Meteorological (T and RH values) and air pollution data (PM10, NO2 and O3 concentrations) observed in Athens, Thessaloniki and Volos were analyzed to assess the air quality and the thermal comfort conditions and to study their synergy, when extreme hot weather prevailed in Greece during the period 2001-2010. The identification of a heat wave day was based on the suggestion made by the IPCC to define an extreme weather event. According to it, a heat wave day is detected when the daily maximum hourly temperature value exceeds its 90th percentile. This temperature criterion was applied to the data recorded at the cities center. Air quality was assessed at three sites in Athens (city center, near the city center, suburb), at two sites in Thessaloniki (city center, suburb) and at one site in Volos (city center), while thermal comfort conditions were assessed at the cities center. Mean pollution levels during the heat wave days and the non-heat wave days were calculated in order to examine the impact of the extreme hot weather on air quality. For this purpose, the distributions of the common air quality index and the exceedances of the air quality standards in force during the heat wave days and the non-heat wave days were also studied. Additionally, the variation of the daily maximum hourly value of Thom's discomfort index was studied in order to investigate the effect of extreme hot weather on people's thermal comfort. Moreover, the values of the common air quality index and Thom's discomfort index were comparatively assessed so as to investigate their synergy under extreme hot weather. © 2014 Elsevier B.V.
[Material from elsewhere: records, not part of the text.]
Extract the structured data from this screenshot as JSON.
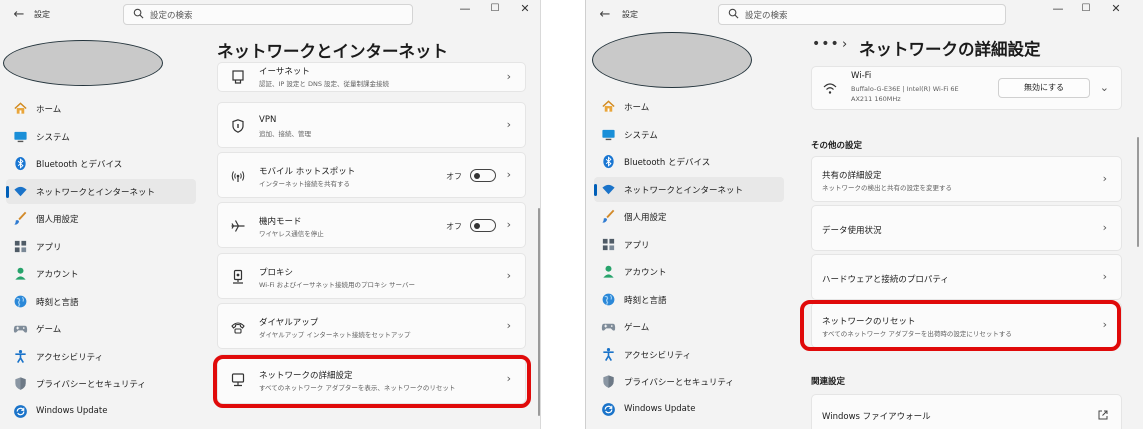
{
  "left": {
    "app_title": "設定",
    "search_placeholder": "設定の検索",
    "page_title": "ネットワークとインターネット",
    "nav": [
      {
        "label": "ホーム",
        "icon": "home-icon"
      },
      {
        "label": "システム",
        "icon": "monitor-icon"
      },
      {
        "label": "Bluetooth とデバイス",
        "icon": "bluetooth-icon"
      },
      {
        "label": "ネットワークとインターネット",
        "icon": "wifi-icon",
        "selected": true
      },
      {
        "label": "個人用設定",
        "icon": "brush-icon"
      },
      {
        "label": "アプリ",
        "icon": "apps-icon"
      },
      {
        "label": "アカウント",
        "icon": "person-icon"
      },
      {
        "label": "時刻と言語",
        "icon": "globe-icon"
      },
      {
        "label": "ゲーム",
        "icon": "gamepad-icon"
      },
      {
        "label": "アクセシビリティ",
        "icon": "accessibility-icon"
      },
      {
        "label": "プライバシーとセキュリティ",
        "icon": "shield-icon"
      },
      {
        "label": "Windows Update",
        "icon": "update-icon"
      }
    ],
    "cards": [
      {
        "title": "イーサネット",
        "subtitle": "認証、IP 設定と DNS 設定、従量制課金接続"
      },
      {
        "title": "VPN",
        "subtitle": "追加、接続、管理"
      },
      {
        "title": "モバイル ホットスポット",
        "subtitle": "インターネット接続を共有する",
        "toggle": "オフ"
      },
      {
        "title": "機内モード",
        "subtitle": "ワイヤレス通信を停止",
        "toggle": "オフ"
      },
      {
        "title": "プロキシ",
        "subtitle": "Wi-Fi およびイーサネット接続用のプロキシ サーバー"
      },
      {
        "title": "ダイヤルアップ",
        "subtitle": "ダイヤルアップ インターネット接続をセットアップ"
      },
      {
        "title": "ネットワークの詳細設定",
        "subtitle": "すべてのネットワーク アダプターを表示、ネットワークのリセット"
      }
    ]
  },
  "right": {
    "app_title": "設定",
    "search_placeholder": "設定の検索",
    "breadcrumb_dots": "•••",
    "page_title": "ネットワークの詳細設定",
    "nav": [
      {
        "label": "ホーム",
        "icon": "home-icon"
      },
      {
        "label": "システム",
        "icon": "monitor-icon"
      },
      {
        "label": "Bluetooth とデバイス",
        "icon": "bluetooth-icon"
      },
      {
        "label": "ネットワークとインターネット",
        "icon": "wifi-icon",
        "selected": true
      },
      {
        "label": "個人用設定",
        "icon": "brush-icon"
      },
      {
        "label": "アプリ",
        "icon": "apps-icon"
      },
      {
        "label": "アカウント",
        "icon": "person-icon"
      },
      {
        "label": "時刻と言語",
        "icon": "globe-icon"
      },
      {
        "label": "ゲーム",
        "icon": "gamepad-icon"
      },
      {
        "label": "アクセシビリティ",
        "icon": "accessibility-icon"
      },
      {
        "label": "プライバシーとセキュリティ",
        "icon": "shield-icon"
      },
      {
        "label": "Windows Update",
        "icon": "update-icon"
      }
    ],
    "wifi": {
      "name": "Wi-Fi",
      "desc_line1": "Buffalo-G-E36E | Intel(R) Wi-Fi 6E",
      "desc_line2": "AX211 160MHz",
      "disable_button": "無効にする"
    },
    "other_settings_header": "その他の設定",
    "other_cards": [
      {
        "title": "共有の詳細設定",
        "subtitle": "ネットワークの検出と共有の設定を変更する"
      },
      {
        "title": "データ使用状況",
        "subtitle": ""
      },
      {
        "title": "ハードウェアと接続のプロパティ",
        "subtitle": ""
      },
      {
        "title": "ネットワークのリセット",
        "subtitle": "すべてのネットワーク アダプターを出荷時の設定にリセットする"
      }
    ],
    "related_header": "関連設定",
    "related_cards": [
      {
        "title": "Windows ファイアウォール"
      }
    ]
  },
  "colors": {
    "accent": "#005fb8",
    "highlight": "#e00a0a",
    "window_bg": "#f3f3f3",
    "card_bg": "#fbfbfb"
  }
}
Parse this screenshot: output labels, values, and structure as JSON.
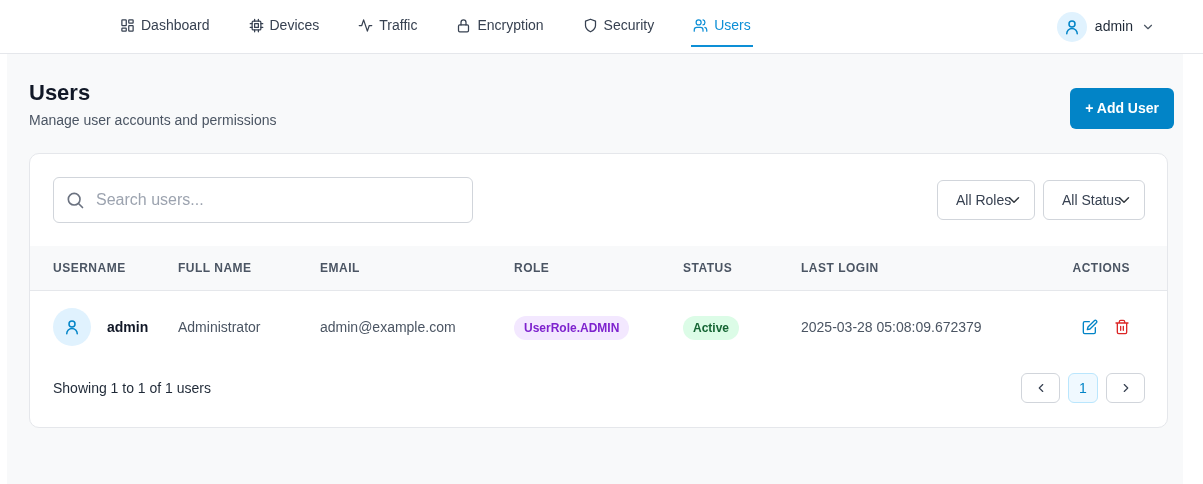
{
  "nav": {
    "tabs": [
      {
        "label": "Dashboard",
        "kind": "grid",
        "selected": false
      },
      {
        "label": "Devices",
        "kind": "chip",
        "selected": false
      },
      {
        "label": "Traffic",
        "kind": "pulse",
        "selected": false
      },
      {
        "label": "Encryption",
        "kind": "lock",
        "selected": false
      },
      {
        "label": "Security",
        "kind": "shield",
        "selected": false
      },
      {
        "label": "Users",
        "kind": "users",
        "selected": true
      }
    ],
    "user": "admin"
  },
  "header": {
    "title": "Users",
    "subtitle": "Manage user accounts and permissions",
    "add_button": "+ Add User"
  },
  "filters": {
    "search_placeholder": "Search users...",
    "role_select": "All Roles",
    "status_select": "All Status"
  },
  "table": {
    "columns": [
      "USERNAME",
      "FULL NAME",
      "EMAIL",
      "ROLE",
      "STATUS",
      "LAST LOGIN",
      "ACTIONS"
    ],
    "rows": [
      {
        "username": "admin",
        "full_name": "Administrator",
        "email": "admin@example.com",
        "role": "UserRole.ADMIN",
        "status": "Active",
        "last_login": "2025-03-28 05:08:09.672379"
      }
    ]
  },
  "footer": {
    "summary": "Showing 1 to 1 of 1 users",
    "pages": [
      {
        "label": "1",
        "selected": true
      }
    ]
  }
}
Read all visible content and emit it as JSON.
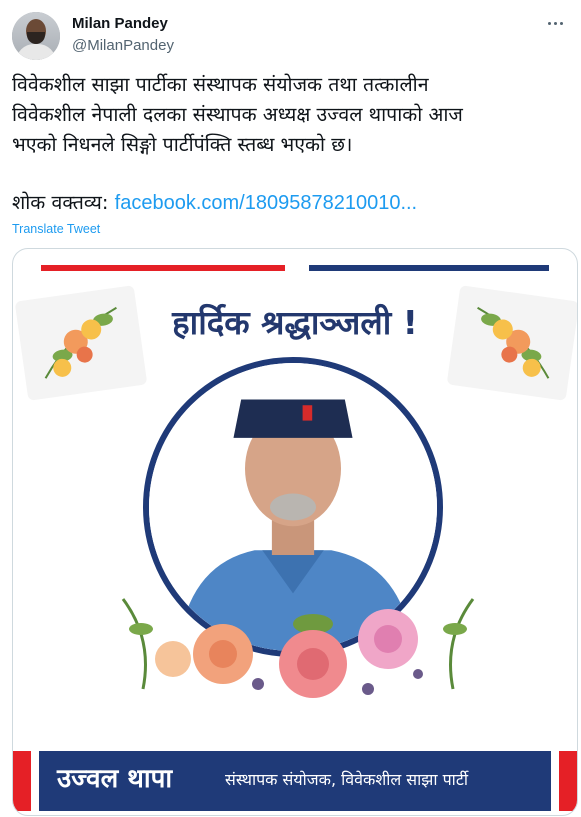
{
  "author": {
    "display_name": "Milan Pandey",
    "handle": "@MilanPandey"
  },
  "tweet": {
    "lines": [
      "विवेकशील साझा पार्टीका संस्थापक संयोजक तथा तत्कालीन",
      "विवेकशील नेपाली दलका संस्थापक अध्यक्ष उज्वल थापाको आज",
      "भएको निधनले सिङ्गो पार्टीपंक्ति स्तब्ध भएको छ।"
    ],
    "link_prefix": "शोक वक्तव्य: ",
    "link_text": "facebook.com/18095878210010...",
    "translate_label": "Translate Tweet"
  },
  "card": {
    "headline": "हार्दिक श्रद्धाञ्जली !",
    "banner_name": "उज्वल थापा",
    "banner_title": "संस्थापक संयोजक, विवेकशील साझा पार्टी"
  },
  "colors": {
    "link": "#1d9bf0",
    "brand_red": "#e52026",
    "brand_blue": "#1f3a78"
  },
  "icons": {
    "more": "more-options-icon"
  }
}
Tourkolias C.,National Technical University of Athens |
Mirasgedis S.,Institute for Environmental Research and Sustainable Development
Renewable and Sustainable Energy Reviews | Year: 2011
This paper formulates and implements an integrated approach for estimating the employment benefits associated with the exploitation of renewable energy sources (RES) in the power sector. It builds up on well-known techniques and makes all the necessary modifications in order to take into account the specific conditions of the RES market. More specific, the proposed approach exploits the input-output methodology for estimating the direct, indirect and induced employment effects associated with the energy technologies in question and the "opportunity cost of labour" approach for expressing these effects in monetary terms. This framework has been implemented to estimate the employment benefits resulting from the development of different RES technologies in Greece, taking into account both the construction and operation phases of the relative projects. The results of the analysis clearly show that the exploitation of RES in the Greek power sector presents significant employment benefits, which are at the same order of magnitude or in several cases even higher compared to the corresponding benefits attributed to the operation of fossil-fueled power plants (e.g. lignite and natural gas). Therefore, the fulfillment of the national target for increasing the penetration of RES into the Greek power sector from approximately 12% today to 40% in 2020, will contribute, apart from the significant environmental improvements, to the overall economic development and the increase of the employment. © 2011 Elsevier Ltd. All rights reserved.